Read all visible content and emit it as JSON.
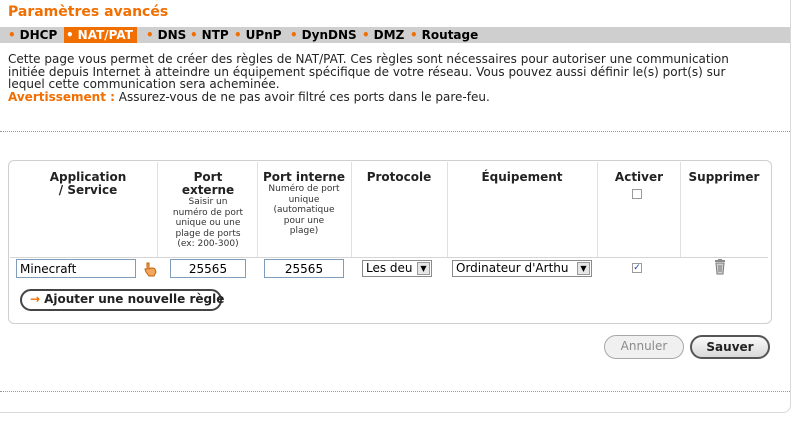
{
  "page": {
    "title": "Paramètres avancés"
  },
  "nav": {
    "bullet": "•",
    "items": [
      {
        "label": "DHCP",
        "active": false
      },
      {
        "label": "NAT/PAT",
        "active": true
      },
      {
        "label": "DNS",
        "active": false
      },
      {
        "label": "NTP",
        "active": false
      },
      {
        "label": "UPnP",
        "active": false
      },
      {
        "label": "DynDNS",
        "active": false
      },
      {
        "label": "DMZ",
        "active": false
      },
      {
        "label": "Routage",
        "active": false
      }
    ]
  },
  "description": {
    "line1": "Cette page vous permet de créer des règles de NAT/PAT. Ces règles sont nécessaires pour autoriser une communication",
    "line2": "initiée depuis Internet à atteindre un équipement spécifique de votre réseau. Vous pouvez aussi définir le(s) port(s) sur",
    "line3": "lequel cette communication sera acheminée.",
    "warning_label": "Avertissement :",
    "warning_text": " Assurez-vous de ne pas avoir filtré ces ports dans le pare-feu."
  },
  "table": {
    "headers": {
      "application_1": "Application",
      "application_2": "/ Service",
      "port_ext_1": "Port",
      "port_ext_2": "externe",
      "port_ext_hint_1": "Saisir un",
      "port_ext_hint_2": "numéro de port",
      "port_ext_hint_3": "unique ou une",
      "port_ext_hint_4": "plage de ports",
      "port_ext_hint_5": "(ex: 200-300)",
      "port_int": "Port interne",
      "port_int_hint_1": "Numéro de port",
      "port_int_hint_2": "unique",
      "port_int_hint_3": "(automatique",
      "port_int_hint_4": "pour une",
      "port_int_hint_5": "plage)",
      "protocol": "Protocole",
      "device": "Équipement",
      "activate": "Activer",
      "delete": "Supprimer"
    },
    "header_activate_all_checked": false,
    "rows": [
      {
        "application": "Minecraft",
        "port_external": "25565",
        "port_internal": "25565",
        "protocol": "Les deu",
        "device": "Ordinateur d'Arthu",
        "enabled": true
      }
    ],
    "add_rule_label": "Ajouter une nouvelle règle",
    "add_rule_arrow": "→"
  },
  "actions": {
    "cancel_label": "Annuler",
    "save_label": "Sauver"
  },
  "colors": {
    "accent": "#f16e00",
    "nav_bg": "#cfcfcf"
  }
}
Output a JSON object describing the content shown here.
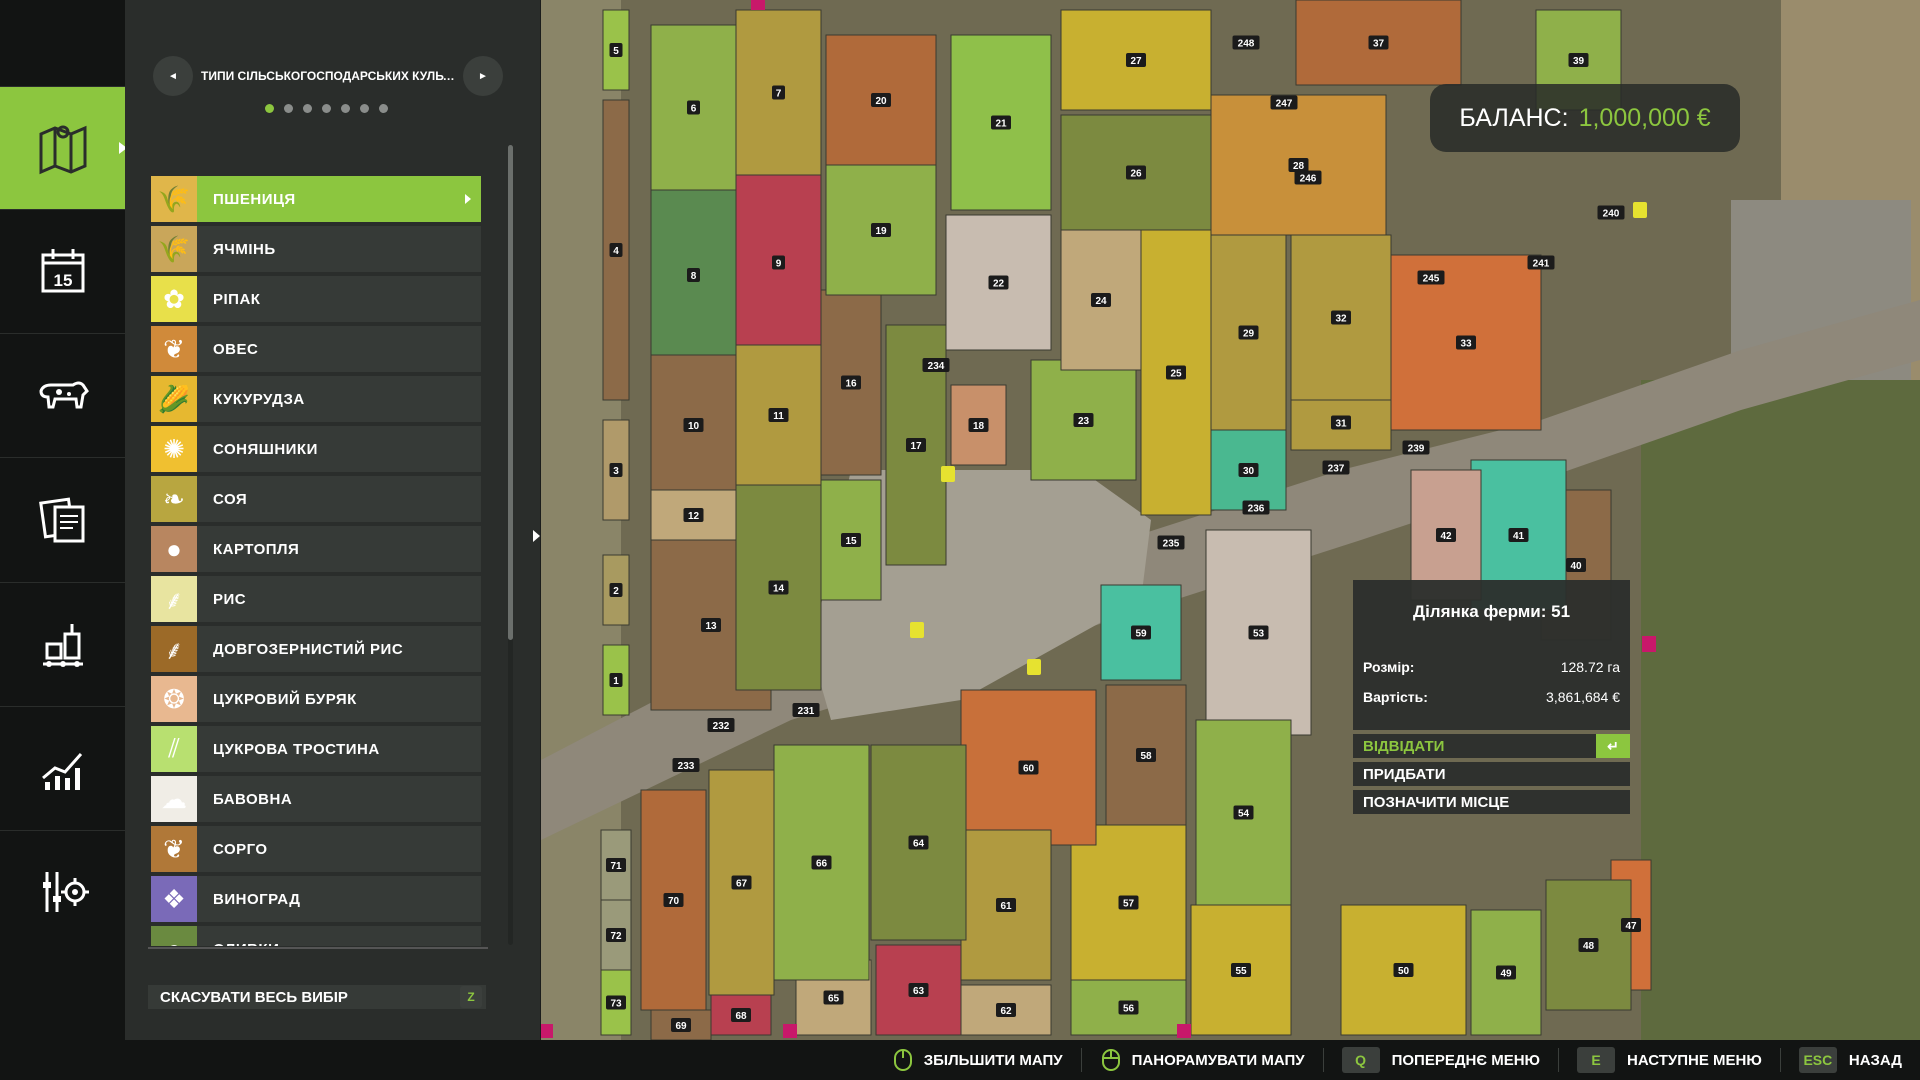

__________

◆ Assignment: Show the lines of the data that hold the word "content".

◆ Task output:
Read all visible content and emit it as JSON.
Output a JSON object describing the content shown here.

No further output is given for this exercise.